We called everyone together and screened “The Pretender” pilot. It was well received. The testing came back as strong as the original test and we suddenly had put together a Saturday night of “Dark Skies”, “The Pretender” and “Profiler” the last two spent a few years on Saturday nights for us. Moral of the story: Who the fuck really knows. It’s all a crapshoot.
I estimate that over 27 years of screening pilots I have seen between 450 and 500 pilots. I can think of only a few that made the schedule because of the response in the screening rooms. That doesn’t mean that the rooms didn’t embrace several successful shows but that these pilots were “discovered” in the screening room. You could feel the excitement after the screenings. If they share any characteristic, they were different. Here’s my list:

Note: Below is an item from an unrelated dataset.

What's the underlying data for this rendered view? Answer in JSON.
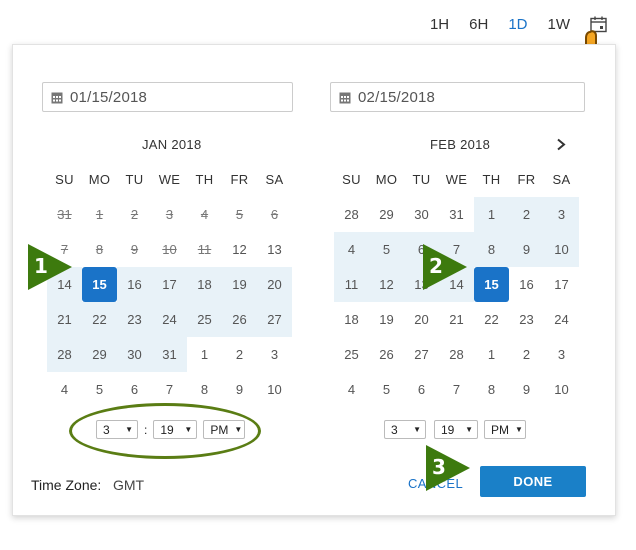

· FREAKS AND GEEKS
· I’LL FLY AWAY
· ARRESTED DEVELOPMENT
“Freaks and Geeks” was the biggest surprise among this group and had the added factor of being screened right after Columbine. There was a lot of discussion over whether this was a show that we should put on our schedule given the then recent events. We felt it was too good to keep off but since we never expected it to make the schedule we “buried” it on Saturday night at 8. I remember a few days before it premiered we started to get the reviews and they were wildly enthusiastic. None of us expected that response and by the time we moved it to Monday night it was too late to save the show. That was the first Judd Apatow show that I scheduled. The second was “Undeclared” a college comedy for FOX. That one was scheduled after “That 70’s Show” and led into one of Mike Darnell’s extravaganzas “Love Cruise” (or as we called it internally “Fuck Boat”). Good slot. Didn’t work. A few years after that Apatow actually singled me out as the person who ruined his television career. I never got the thank you.
Over the years you hear so many things in the screening rooms that would make your head spin. Out of respect for all involved I will keep them in the vault. I will leave you with my all time favorite uttered by someone who left us recently. Pierson Mapes was our bigger than life, hard living head of affiliate relations during a large part of my time at NBC. Pier coined the phrase “You scratched the surface deeply” which has lived in my head for over twenty-five years. Back in 1991 (at the very start of my tenure as head of scheduling at NBC) we screened a pilot called “Reasonable Doubts”. It starred Marlee Matlin as an Assistant DA and Mark Harmon as an investigator assigned to her. As you are well aware Marlee Matlin is a hearing impaired actress. After we screened the pilot and the lights came up in the screening room Pier started the discussion by saying “I really liked it but did she have to be deaf?”